Where the word "JSON" shows up in a line below, that line is counted. State how many lines are counted, without any other words.

═════ RECORDS TO PROCESS

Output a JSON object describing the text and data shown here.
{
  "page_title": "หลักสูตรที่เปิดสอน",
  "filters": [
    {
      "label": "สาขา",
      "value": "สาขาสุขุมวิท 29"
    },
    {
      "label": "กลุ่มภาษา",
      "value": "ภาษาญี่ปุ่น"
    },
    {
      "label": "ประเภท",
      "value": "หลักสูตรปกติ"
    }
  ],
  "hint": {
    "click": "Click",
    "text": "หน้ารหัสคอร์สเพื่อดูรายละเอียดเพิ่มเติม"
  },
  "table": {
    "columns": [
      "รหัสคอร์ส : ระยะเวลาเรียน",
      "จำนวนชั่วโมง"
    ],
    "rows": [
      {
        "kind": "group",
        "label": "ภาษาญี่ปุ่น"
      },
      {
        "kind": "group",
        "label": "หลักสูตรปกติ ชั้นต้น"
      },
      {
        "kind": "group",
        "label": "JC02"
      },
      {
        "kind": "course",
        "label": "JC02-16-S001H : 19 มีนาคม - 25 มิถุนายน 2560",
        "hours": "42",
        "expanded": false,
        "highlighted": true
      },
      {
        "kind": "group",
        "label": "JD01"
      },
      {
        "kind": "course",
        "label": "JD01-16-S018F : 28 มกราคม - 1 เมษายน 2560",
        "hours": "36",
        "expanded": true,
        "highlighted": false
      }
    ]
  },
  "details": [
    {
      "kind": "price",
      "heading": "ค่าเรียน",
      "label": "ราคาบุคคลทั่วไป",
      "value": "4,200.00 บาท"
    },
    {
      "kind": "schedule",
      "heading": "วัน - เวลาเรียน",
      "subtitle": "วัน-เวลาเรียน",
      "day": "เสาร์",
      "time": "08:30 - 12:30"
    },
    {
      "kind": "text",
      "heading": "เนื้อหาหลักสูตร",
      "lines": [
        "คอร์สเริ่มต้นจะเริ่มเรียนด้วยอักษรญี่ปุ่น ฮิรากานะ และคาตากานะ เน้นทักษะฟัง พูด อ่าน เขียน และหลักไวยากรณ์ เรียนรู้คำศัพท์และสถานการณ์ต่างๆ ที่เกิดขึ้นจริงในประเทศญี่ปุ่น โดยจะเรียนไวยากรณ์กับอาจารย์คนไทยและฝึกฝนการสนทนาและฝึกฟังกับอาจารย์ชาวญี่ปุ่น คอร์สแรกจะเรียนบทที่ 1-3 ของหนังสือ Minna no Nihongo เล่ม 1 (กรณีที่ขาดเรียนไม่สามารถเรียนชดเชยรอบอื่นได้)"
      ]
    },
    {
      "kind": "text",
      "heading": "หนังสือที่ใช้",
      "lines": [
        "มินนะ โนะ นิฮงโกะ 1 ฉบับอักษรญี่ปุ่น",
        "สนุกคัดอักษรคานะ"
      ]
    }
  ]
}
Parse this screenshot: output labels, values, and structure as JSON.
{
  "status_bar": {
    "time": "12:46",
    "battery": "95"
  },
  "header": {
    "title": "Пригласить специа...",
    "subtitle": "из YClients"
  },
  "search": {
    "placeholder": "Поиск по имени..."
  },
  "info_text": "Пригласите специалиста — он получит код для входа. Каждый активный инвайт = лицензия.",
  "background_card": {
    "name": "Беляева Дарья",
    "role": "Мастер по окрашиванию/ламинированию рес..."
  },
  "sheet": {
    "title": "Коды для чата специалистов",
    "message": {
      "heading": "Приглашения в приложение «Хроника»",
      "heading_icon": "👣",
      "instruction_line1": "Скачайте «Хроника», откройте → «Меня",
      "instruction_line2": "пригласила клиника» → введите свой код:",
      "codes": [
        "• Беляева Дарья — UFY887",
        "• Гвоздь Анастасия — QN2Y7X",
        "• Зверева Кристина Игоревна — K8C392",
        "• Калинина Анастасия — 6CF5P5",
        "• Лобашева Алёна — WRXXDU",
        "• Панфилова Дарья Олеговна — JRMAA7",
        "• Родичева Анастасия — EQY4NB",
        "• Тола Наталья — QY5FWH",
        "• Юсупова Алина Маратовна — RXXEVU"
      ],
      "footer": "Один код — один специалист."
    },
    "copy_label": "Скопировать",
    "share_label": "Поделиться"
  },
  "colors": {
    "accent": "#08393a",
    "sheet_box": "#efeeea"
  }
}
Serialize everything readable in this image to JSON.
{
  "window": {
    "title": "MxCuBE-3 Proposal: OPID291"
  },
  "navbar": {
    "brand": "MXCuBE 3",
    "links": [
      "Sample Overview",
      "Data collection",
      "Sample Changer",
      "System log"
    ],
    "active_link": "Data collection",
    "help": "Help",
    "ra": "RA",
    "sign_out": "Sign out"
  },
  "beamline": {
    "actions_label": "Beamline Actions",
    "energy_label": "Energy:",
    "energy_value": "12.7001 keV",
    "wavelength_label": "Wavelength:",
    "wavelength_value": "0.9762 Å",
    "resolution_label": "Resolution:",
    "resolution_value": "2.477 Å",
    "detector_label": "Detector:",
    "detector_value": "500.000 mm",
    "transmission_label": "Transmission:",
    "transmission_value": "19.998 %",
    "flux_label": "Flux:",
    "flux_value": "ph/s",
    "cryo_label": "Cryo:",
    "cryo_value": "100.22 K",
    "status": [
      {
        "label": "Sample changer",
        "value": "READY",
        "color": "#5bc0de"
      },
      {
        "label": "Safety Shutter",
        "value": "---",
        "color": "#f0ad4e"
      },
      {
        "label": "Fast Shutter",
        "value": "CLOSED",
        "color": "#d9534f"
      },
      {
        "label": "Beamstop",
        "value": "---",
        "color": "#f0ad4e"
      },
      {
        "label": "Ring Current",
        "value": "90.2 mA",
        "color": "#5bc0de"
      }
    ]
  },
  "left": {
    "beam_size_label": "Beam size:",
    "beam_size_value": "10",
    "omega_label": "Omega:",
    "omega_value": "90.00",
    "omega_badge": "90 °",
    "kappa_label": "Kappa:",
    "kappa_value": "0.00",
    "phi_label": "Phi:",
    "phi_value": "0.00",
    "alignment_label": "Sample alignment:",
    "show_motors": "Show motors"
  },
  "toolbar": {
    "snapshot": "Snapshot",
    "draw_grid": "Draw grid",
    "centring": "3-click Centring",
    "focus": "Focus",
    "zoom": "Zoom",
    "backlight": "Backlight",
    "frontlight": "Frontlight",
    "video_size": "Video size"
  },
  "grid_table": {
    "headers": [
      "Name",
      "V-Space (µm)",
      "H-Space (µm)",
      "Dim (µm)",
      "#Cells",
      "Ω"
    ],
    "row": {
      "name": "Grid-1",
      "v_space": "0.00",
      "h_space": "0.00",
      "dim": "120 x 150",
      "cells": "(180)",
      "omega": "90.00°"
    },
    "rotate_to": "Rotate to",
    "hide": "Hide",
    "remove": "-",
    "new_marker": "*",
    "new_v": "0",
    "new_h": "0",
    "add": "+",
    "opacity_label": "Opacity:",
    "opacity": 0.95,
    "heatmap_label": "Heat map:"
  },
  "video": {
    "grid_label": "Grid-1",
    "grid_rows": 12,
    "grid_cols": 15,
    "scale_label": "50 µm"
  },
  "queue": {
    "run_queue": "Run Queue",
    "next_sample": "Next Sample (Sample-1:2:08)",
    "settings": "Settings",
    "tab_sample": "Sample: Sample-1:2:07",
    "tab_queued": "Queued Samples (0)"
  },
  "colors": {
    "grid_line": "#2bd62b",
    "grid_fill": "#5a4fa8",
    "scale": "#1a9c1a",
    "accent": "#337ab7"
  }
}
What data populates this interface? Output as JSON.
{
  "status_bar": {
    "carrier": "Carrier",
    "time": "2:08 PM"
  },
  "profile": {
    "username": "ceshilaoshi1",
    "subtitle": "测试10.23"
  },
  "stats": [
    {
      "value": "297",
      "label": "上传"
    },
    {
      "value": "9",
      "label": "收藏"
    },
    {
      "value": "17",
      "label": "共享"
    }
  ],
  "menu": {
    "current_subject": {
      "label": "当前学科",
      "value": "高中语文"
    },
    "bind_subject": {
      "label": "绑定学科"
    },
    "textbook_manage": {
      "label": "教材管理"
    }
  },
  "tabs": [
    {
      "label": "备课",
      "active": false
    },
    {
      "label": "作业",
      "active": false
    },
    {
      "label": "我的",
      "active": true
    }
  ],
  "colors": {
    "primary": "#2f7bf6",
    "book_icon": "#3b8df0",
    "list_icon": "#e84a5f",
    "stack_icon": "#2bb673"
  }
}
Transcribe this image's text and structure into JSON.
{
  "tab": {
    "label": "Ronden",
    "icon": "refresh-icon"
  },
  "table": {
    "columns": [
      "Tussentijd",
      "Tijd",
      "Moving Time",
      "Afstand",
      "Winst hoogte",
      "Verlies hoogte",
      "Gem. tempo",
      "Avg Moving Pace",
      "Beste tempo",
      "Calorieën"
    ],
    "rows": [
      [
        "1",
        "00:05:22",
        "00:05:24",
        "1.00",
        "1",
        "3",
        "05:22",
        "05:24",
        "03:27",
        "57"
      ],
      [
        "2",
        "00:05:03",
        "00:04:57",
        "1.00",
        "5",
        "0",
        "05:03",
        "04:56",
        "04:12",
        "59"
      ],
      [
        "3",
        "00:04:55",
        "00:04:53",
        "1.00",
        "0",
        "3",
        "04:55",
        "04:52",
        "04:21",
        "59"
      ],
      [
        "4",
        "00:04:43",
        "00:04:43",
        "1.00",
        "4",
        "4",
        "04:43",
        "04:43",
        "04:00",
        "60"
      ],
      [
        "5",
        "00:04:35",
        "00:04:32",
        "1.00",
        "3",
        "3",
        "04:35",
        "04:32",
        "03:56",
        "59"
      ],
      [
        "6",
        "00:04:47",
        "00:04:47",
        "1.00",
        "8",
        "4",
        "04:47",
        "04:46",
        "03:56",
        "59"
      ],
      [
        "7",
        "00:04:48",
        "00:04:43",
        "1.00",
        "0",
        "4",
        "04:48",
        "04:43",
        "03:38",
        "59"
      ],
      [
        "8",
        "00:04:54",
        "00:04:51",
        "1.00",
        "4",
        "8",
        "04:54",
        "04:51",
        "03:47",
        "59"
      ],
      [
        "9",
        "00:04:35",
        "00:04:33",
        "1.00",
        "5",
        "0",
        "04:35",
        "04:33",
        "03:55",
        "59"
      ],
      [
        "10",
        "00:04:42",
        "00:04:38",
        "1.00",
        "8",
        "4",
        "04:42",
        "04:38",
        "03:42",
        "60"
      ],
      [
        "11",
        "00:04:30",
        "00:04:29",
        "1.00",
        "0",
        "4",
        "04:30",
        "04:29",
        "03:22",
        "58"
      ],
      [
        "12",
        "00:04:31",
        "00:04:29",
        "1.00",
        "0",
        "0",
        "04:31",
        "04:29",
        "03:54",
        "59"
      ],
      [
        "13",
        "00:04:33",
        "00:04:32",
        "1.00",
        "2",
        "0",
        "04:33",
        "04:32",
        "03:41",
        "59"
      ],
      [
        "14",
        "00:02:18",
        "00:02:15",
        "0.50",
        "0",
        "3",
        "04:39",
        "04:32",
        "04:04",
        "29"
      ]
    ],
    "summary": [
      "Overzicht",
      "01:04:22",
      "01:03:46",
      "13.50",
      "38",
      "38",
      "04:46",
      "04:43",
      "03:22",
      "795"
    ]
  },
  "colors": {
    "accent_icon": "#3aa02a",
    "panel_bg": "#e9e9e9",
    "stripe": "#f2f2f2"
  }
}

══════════

__YOUR SOLUTION__
5